2. A second book project that explores historical models and theories of chronic pain in the eighteenth and nineteenth centuries. This project begins with the issue of pain’s relationship to disability. Disabled people have frequently been figured as being afflicted by both psychic and somatic pain, states of abjection that are often exceed or destroy language’s ability to represent them. Elaine Scarry’s seminal 1985 The Body In Pain emphasized the irreconcilable division between the body in pain whose singular experience cannot be communicated and those witnessing it. As “pain is regularly theorized as an experience that isolates and individualizes,” disabled bodies in pain are often seen as localized cases of “individual misfortune rather than a social or political identity, and pain as private suffering rather than socially produced condition.” Disability and the emerging field of pain studies have thus tried to emphasize that living with a disability does not necessarily entail pain, nor does pain necessarily have to be experienced as part of a disability or a disability in and of itself.
Margaret Price has called for a “need to think and talk more carefully about pain—not in order to overcome it, but in order to overcome the many oppressions that attempt to annihilate us for feeling pain.” My project draws on my own poetic engagements with my scoliosis-related disability and chronic pain to contribute to what Alyson Patsavas has called a “cripistemology of pain”: “It is my hope that cripstemologies materialize in ways that permit us to think pain otherwise, to produce painful new knowledge, but also to construct analyses about pain that are less painful, and less dangerous to those of us in pain, and, in doing so, to re-imagine our (shared, pained) futures.” Can there be a carefully historicized standpoint theory of pain that can offer us means of understanding the potentially queer chronicites of pain while also enabling new forms of care and interdependence?
The consistent desire to eliminate or suspend pain demands rethinking. The common temporal framing applied to disability is what Alison Kafer calls “curative time,” or a linear progress narrative in which disability is expected and assumed to be ameliorated, cured, or even eliminated. The dominance of this narrative, particularly in medicine, has contributed to “an understanding of disability that not only expects and assumes intervention but also cannot imagine or comprehend anything other than intervention.” Especially as social Darwinism feeds into eugenic arguments for the correction or elimination of the disabled, disabled bodies in pain become figured as always “out of time,” “out of sync with time–deviations in the progress narrative toward cure. In this project, I examine how transformations in pain management also gave rise to writers who resist this curative temporality by inhabiting and describing the queer temporalities of pain.
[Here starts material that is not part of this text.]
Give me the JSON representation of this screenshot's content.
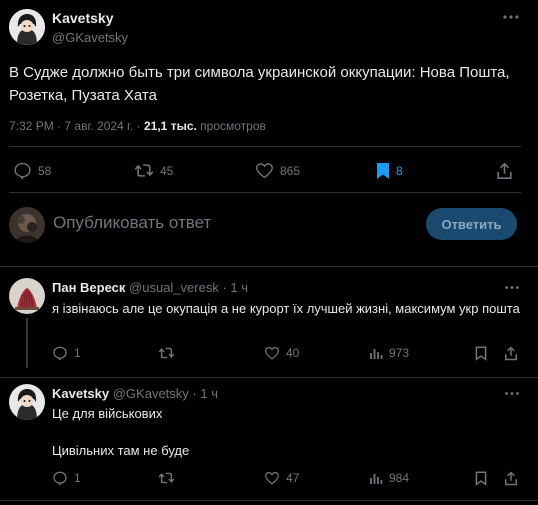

3. A chapbook of poems called Listening to Incense, which explores the relationship between depression and masculinity within the context of my family’s immigrant experience. The collection asks how mental health stigma has contributed to the silencing and harm of some of the most vulnerable members of my family. What is at stake for these men in their refusal to disclose and seek support? To begin answering these questions about the deeply affective experience of immigration, I turn to scholarship in Asian American studies and psychoanalysis, particularly Anne A. Cheng’s The Melancholy of Race: Psychoanalysis, Assimilation, and Hidden Grief, David Kazanjian and David Eng’s Loss, The Politics of Mourning, and David Eng and Shinhee Han’s Racial Melancholia, Racial Dissociation: On the Social and Psychic Lives of Asian Americans.
4. A collection of minimalist charcoal sketches and studies focusing on motion, light, and gesture.